Morning kitchen was cool, breakfast is my favourite meal of the day and I will have it morning noon or night. You can’t beat a fry up. We would serve lots of work men and make up there lunches in little brown bags, it felt like I was sending them off to school. I loved using the hot plate, definitely getting one of them for my house. It cooks the perfect egg and those that know me well, know I’m an eggy guy!
A special mention

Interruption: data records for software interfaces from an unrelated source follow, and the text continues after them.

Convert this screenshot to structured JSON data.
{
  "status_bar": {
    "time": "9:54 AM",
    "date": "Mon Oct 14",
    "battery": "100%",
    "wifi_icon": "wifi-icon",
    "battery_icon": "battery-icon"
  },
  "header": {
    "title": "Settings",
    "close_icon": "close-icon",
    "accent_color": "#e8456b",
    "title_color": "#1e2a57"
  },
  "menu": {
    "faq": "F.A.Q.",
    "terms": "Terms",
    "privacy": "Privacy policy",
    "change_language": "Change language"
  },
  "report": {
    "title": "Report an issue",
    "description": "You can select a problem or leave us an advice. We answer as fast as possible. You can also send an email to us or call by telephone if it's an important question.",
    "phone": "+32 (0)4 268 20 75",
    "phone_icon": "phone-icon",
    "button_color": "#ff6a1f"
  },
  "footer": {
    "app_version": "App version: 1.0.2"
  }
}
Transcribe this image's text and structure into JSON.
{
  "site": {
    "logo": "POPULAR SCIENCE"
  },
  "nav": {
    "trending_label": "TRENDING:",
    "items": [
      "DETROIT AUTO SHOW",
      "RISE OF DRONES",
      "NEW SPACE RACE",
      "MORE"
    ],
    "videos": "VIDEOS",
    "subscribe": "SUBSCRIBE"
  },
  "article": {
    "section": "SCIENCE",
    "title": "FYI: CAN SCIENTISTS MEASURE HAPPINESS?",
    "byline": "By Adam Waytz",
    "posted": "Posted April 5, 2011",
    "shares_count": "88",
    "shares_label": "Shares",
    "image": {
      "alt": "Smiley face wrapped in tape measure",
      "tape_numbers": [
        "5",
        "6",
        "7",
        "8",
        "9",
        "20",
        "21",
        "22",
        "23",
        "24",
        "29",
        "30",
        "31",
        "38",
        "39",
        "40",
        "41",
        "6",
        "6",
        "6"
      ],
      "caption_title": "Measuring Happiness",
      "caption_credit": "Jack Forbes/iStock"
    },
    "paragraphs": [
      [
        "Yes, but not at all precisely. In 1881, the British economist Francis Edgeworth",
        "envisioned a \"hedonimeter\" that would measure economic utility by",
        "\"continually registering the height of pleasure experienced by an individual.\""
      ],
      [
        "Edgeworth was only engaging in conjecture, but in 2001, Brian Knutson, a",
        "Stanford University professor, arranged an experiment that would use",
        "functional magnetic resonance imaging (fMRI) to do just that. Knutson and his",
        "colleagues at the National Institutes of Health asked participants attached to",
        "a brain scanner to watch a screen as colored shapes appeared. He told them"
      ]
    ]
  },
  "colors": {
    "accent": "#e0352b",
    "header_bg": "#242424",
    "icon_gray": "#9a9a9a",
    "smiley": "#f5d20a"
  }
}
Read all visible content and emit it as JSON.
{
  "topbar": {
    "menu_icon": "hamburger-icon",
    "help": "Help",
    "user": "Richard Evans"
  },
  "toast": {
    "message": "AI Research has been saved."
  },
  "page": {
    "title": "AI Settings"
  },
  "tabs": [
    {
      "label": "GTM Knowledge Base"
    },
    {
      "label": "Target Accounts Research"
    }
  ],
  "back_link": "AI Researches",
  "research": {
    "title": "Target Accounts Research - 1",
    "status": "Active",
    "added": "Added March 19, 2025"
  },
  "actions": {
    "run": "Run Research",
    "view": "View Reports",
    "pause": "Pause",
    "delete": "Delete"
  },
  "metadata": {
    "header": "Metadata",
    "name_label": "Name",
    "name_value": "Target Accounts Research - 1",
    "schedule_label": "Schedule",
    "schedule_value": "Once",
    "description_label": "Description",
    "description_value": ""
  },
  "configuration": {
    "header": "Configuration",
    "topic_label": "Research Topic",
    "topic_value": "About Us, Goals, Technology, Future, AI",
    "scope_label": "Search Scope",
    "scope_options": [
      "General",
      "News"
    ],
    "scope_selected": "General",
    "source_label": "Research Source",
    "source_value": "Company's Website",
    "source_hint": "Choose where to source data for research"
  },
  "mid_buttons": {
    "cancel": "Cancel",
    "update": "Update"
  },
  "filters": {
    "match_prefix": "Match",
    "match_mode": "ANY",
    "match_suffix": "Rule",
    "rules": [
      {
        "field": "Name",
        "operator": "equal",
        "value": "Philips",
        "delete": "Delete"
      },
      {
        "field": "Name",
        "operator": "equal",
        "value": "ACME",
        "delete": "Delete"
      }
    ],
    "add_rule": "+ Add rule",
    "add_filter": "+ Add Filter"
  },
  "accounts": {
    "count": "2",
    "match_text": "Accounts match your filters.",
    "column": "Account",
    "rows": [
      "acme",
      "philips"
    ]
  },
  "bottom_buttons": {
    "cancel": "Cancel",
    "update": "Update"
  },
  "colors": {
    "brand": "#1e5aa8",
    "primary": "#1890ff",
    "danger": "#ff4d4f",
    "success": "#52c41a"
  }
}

I met some truly great people out here and they know who they are so I wont bore you with details but a huge thank you to all of you, you all taught me a little something that I will keep forever and we had some fun times! Farting in people faces, late night swims, playing odds on, learning to dive, enjoying quality music, celebrating birthdays, sitting in bessie the van and on porches, bringing liquorice and Tim tams from civilisation and most of all allowing me to be my old weird self. Not to forget Whippy the bush cat. I was never really a fan of cats but Whippy changed this. Such a cool cat, had the whole ground for his roaming but you would always see him looking for attention around the humans. Often coming to our room for a chill.
A special thank you to my little Argentinian friend Antonella, feels like I’ve known her my whole life. I will miss our english lessons in morning kitchen. She is a special young lady with amazing energy and ‘heaps’ of wisdom and we had some amazing chats. We laughed, we cried, we meditated but most of all she helped me to clear some things up. Even had a Tarot card reading over FaceTime with her Auntie, Anto translating. Cant wait to connect again and meet her family in Argentina.
Me and Anto